:: Input records ::
= Beginning of Section =

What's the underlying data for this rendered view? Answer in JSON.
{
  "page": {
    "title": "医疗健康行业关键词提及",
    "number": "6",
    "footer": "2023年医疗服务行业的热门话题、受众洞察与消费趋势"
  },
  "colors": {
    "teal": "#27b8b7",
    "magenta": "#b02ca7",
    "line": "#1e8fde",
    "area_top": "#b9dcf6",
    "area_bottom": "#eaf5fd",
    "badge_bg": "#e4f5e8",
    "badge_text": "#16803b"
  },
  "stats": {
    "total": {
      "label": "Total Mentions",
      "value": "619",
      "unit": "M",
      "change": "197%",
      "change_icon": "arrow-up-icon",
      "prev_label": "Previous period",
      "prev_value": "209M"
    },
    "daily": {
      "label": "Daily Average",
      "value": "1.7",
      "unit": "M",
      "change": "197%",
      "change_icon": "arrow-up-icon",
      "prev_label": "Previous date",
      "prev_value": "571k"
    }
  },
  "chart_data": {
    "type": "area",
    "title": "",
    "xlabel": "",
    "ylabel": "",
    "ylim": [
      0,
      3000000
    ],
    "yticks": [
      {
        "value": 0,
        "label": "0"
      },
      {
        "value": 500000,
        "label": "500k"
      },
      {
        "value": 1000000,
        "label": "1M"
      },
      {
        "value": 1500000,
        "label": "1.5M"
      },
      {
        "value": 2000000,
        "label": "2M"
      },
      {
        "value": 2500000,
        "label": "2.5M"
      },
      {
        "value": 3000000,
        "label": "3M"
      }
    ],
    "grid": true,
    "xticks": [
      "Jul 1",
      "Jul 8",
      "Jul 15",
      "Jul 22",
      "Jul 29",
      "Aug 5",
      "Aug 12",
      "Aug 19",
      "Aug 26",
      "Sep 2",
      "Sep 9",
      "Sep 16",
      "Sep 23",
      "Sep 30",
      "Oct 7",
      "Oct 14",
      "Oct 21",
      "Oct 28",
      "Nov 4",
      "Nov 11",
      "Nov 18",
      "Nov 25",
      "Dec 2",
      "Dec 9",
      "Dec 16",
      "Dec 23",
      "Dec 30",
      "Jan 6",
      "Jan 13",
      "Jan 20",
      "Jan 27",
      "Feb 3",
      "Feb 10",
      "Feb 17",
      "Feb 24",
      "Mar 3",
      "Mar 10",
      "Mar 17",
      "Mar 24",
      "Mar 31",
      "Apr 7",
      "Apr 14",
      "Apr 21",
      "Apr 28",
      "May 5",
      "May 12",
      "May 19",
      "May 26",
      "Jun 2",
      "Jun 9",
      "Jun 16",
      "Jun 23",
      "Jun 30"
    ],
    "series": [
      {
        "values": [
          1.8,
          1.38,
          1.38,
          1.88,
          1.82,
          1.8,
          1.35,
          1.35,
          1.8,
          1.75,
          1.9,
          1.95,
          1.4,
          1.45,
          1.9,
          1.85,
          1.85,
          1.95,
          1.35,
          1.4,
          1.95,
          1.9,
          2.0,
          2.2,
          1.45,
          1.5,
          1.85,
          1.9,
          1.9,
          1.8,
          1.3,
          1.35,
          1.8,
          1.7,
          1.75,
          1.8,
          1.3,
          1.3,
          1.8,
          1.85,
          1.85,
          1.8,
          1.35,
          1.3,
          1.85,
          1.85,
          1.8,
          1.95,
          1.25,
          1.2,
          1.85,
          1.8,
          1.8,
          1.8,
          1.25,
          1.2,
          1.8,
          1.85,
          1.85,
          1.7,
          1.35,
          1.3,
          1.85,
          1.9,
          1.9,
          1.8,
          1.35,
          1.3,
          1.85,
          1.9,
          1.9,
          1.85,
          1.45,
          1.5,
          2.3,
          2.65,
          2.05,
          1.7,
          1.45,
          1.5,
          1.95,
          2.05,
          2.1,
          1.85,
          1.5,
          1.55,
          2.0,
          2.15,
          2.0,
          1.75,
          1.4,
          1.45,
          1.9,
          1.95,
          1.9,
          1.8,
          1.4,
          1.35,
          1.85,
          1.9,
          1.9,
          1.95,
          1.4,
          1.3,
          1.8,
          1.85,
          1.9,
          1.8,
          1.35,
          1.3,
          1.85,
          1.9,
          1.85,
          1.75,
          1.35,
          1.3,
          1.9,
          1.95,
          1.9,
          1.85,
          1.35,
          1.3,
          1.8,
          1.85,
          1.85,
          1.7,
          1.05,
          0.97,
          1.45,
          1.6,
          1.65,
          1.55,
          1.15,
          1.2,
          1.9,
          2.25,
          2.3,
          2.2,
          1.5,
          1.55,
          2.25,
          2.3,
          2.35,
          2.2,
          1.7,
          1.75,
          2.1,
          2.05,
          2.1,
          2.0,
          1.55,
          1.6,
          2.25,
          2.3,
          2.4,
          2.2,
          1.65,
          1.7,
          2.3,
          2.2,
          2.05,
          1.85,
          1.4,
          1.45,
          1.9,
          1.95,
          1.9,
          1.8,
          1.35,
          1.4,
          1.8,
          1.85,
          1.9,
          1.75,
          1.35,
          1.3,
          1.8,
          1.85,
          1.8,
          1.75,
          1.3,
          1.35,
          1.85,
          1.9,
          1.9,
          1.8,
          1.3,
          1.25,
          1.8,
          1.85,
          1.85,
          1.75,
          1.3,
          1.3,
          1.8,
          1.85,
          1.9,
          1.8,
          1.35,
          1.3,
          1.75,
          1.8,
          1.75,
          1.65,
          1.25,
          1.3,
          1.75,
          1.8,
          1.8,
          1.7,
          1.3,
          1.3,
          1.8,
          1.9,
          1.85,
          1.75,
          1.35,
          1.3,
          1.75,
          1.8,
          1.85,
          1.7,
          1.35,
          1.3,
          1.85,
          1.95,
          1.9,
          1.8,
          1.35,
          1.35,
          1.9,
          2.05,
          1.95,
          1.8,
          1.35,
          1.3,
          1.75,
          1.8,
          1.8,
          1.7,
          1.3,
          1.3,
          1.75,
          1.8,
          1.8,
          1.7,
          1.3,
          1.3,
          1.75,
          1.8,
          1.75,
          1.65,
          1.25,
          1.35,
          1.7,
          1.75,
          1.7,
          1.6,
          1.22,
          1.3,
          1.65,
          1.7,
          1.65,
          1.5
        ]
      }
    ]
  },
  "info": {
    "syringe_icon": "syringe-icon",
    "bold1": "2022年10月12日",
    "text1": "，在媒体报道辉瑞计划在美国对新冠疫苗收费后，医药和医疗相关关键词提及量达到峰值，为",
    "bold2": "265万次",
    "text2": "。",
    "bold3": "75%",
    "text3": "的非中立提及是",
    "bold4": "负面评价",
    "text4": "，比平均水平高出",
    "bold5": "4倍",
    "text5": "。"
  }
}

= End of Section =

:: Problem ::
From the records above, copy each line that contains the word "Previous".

:: Response box ::
      "prev_label": "Previous period",
      "prev_label": "Previous date",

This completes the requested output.